Assigned task
Search the records below for the word "price". Pull out each line that has it.

Data supplied

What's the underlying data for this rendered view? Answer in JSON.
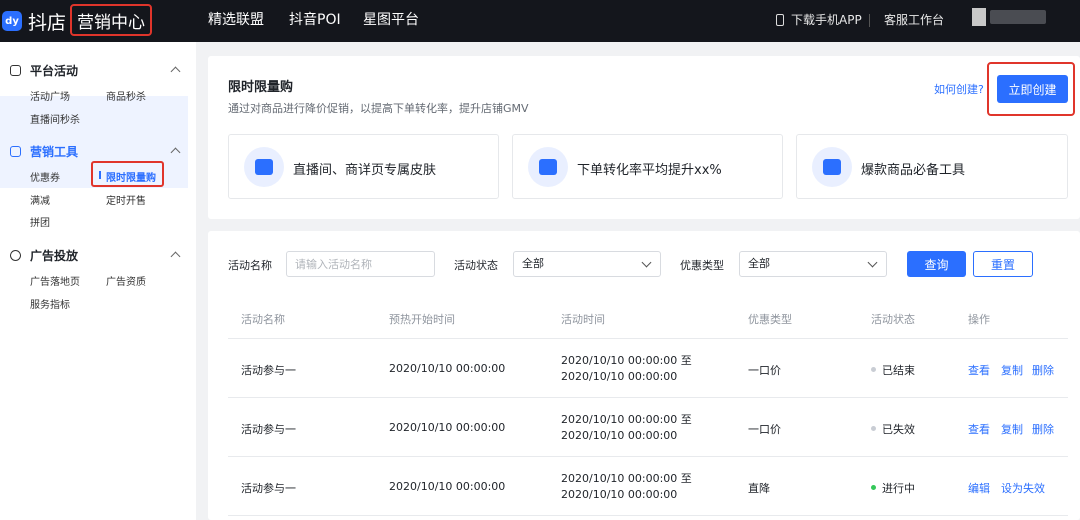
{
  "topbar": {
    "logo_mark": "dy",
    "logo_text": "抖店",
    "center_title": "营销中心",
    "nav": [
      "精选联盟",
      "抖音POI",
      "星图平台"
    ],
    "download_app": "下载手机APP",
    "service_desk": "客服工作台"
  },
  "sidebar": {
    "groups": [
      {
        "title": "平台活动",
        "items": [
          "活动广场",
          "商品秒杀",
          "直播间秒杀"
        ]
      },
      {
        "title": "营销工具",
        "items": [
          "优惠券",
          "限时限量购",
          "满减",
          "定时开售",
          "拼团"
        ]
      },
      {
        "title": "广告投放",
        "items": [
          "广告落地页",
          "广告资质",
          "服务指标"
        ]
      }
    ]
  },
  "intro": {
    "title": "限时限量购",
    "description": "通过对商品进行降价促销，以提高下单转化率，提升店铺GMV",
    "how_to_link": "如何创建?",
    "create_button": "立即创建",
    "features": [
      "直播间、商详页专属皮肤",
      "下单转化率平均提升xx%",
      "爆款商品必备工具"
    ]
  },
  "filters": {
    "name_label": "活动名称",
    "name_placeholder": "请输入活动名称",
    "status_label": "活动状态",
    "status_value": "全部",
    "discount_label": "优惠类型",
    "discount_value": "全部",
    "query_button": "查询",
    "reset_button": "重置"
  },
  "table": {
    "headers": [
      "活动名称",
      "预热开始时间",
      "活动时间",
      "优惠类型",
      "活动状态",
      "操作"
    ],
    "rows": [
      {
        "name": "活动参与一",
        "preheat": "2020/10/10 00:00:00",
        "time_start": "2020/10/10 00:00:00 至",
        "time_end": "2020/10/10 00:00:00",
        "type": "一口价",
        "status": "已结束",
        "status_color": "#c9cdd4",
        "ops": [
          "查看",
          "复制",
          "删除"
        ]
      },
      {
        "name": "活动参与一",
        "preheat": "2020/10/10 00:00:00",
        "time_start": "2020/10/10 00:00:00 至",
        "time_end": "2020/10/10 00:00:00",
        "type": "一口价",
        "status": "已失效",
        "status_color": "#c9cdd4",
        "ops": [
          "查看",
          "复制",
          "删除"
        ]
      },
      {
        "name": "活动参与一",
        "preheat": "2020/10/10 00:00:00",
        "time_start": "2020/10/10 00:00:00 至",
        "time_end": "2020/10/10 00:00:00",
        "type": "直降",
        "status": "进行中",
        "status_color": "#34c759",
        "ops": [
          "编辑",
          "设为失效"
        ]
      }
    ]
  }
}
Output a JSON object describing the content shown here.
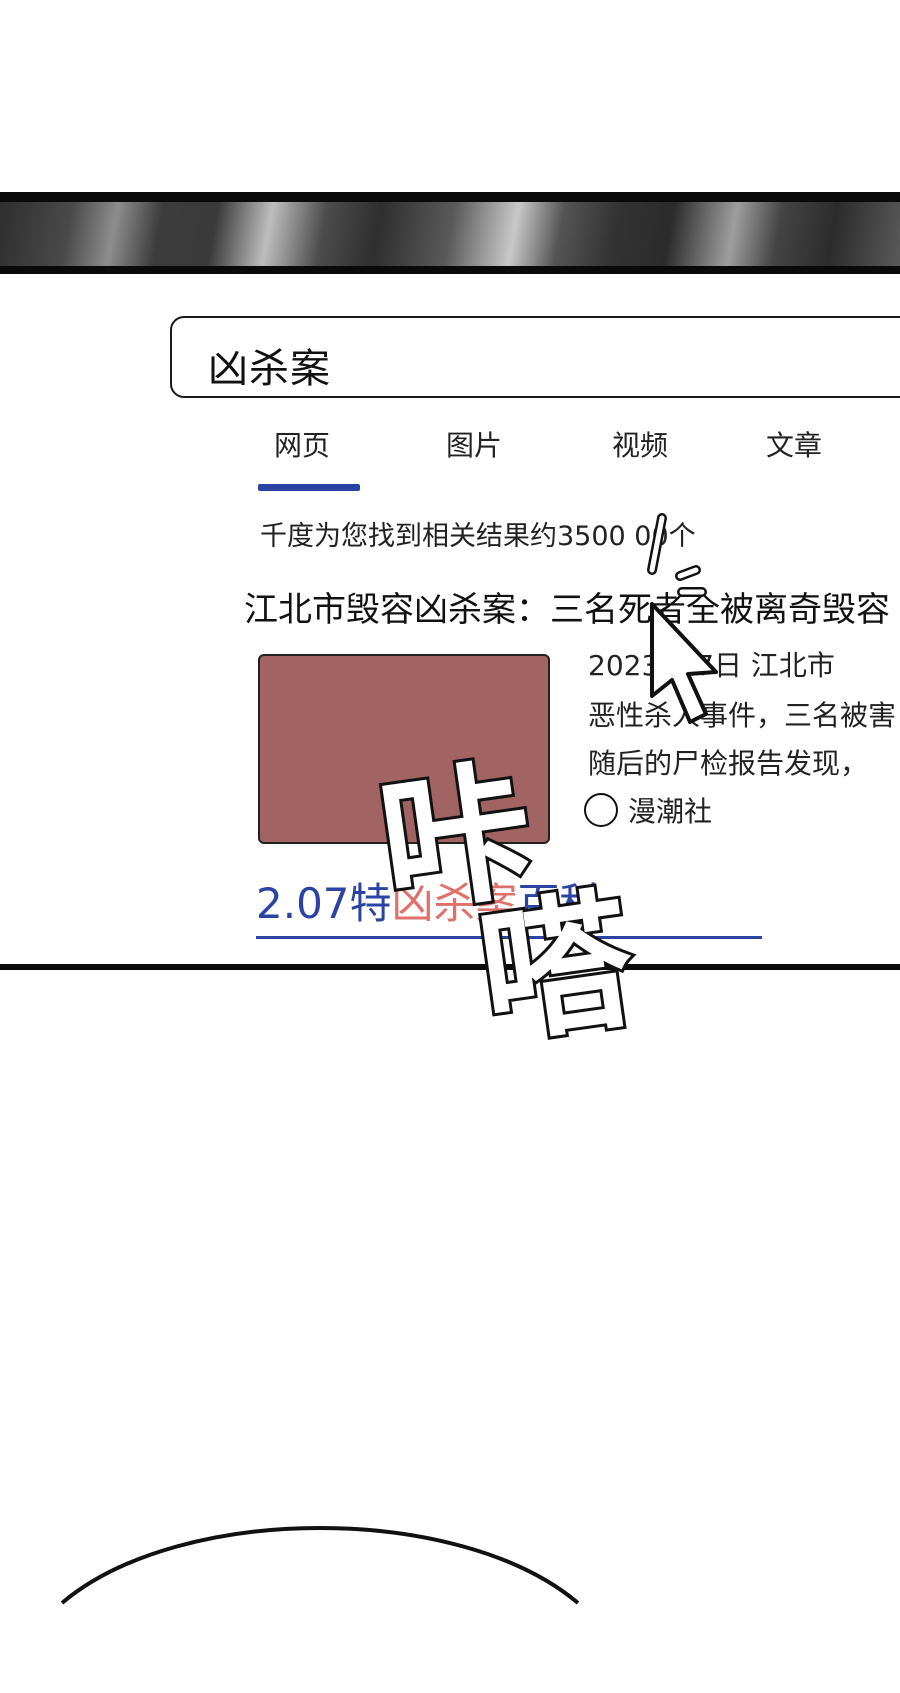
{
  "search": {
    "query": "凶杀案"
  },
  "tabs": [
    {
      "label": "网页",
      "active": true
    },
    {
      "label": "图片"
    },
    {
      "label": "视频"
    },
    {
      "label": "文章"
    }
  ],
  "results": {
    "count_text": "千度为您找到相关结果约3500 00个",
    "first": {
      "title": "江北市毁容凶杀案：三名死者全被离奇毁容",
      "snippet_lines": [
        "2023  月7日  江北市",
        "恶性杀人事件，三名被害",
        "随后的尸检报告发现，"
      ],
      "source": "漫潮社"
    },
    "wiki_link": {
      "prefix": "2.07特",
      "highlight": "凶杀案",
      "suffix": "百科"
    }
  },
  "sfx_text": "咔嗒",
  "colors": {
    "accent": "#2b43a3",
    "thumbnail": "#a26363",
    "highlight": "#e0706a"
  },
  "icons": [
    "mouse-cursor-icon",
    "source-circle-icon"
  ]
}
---
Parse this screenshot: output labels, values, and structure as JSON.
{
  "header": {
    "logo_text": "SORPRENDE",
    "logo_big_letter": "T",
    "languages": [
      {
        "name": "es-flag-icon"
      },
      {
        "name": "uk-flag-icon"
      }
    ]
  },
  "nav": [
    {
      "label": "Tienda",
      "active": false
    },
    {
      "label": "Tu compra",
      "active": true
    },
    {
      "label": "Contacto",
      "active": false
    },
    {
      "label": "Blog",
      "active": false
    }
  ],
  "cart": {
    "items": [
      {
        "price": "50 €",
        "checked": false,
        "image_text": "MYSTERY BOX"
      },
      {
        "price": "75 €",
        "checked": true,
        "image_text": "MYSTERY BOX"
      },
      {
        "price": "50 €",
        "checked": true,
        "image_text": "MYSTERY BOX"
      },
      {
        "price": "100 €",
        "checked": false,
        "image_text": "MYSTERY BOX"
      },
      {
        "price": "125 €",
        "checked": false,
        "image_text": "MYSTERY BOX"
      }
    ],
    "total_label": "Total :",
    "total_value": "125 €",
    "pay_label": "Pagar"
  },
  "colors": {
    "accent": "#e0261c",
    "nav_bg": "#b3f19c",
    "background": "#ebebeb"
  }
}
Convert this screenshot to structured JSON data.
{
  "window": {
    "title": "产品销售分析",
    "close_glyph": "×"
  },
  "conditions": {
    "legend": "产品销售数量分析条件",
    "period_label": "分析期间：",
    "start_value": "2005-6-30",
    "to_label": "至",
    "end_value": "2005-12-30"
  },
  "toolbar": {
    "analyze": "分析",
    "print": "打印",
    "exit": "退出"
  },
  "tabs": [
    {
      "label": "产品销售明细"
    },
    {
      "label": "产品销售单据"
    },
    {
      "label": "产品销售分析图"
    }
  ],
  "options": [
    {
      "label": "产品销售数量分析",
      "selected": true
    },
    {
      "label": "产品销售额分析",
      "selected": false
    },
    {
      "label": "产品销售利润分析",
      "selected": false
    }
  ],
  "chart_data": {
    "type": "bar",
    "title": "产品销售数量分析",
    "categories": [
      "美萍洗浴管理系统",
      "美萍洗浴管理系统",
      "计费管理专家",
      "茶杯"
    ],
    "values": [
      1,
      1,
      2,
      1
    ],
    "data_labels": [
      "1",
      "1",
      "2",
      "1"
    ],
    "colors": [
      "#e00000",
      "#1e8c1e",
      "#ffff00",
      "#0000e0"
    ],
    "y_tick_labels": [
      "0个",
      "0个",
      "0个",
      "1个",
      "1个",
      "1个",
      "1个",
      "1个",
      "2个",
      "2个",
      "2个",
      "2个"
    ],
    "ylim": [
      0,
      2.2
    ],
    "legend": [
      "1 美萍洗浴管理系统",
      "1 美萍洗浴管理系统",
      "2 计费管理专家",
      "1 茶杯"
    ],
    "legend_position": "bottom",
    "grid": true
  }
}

Your response
        "price": "50 €",
        "price": "75 €",
        "price": "50 €",
        "price": "100 €",
        "price": "125 €",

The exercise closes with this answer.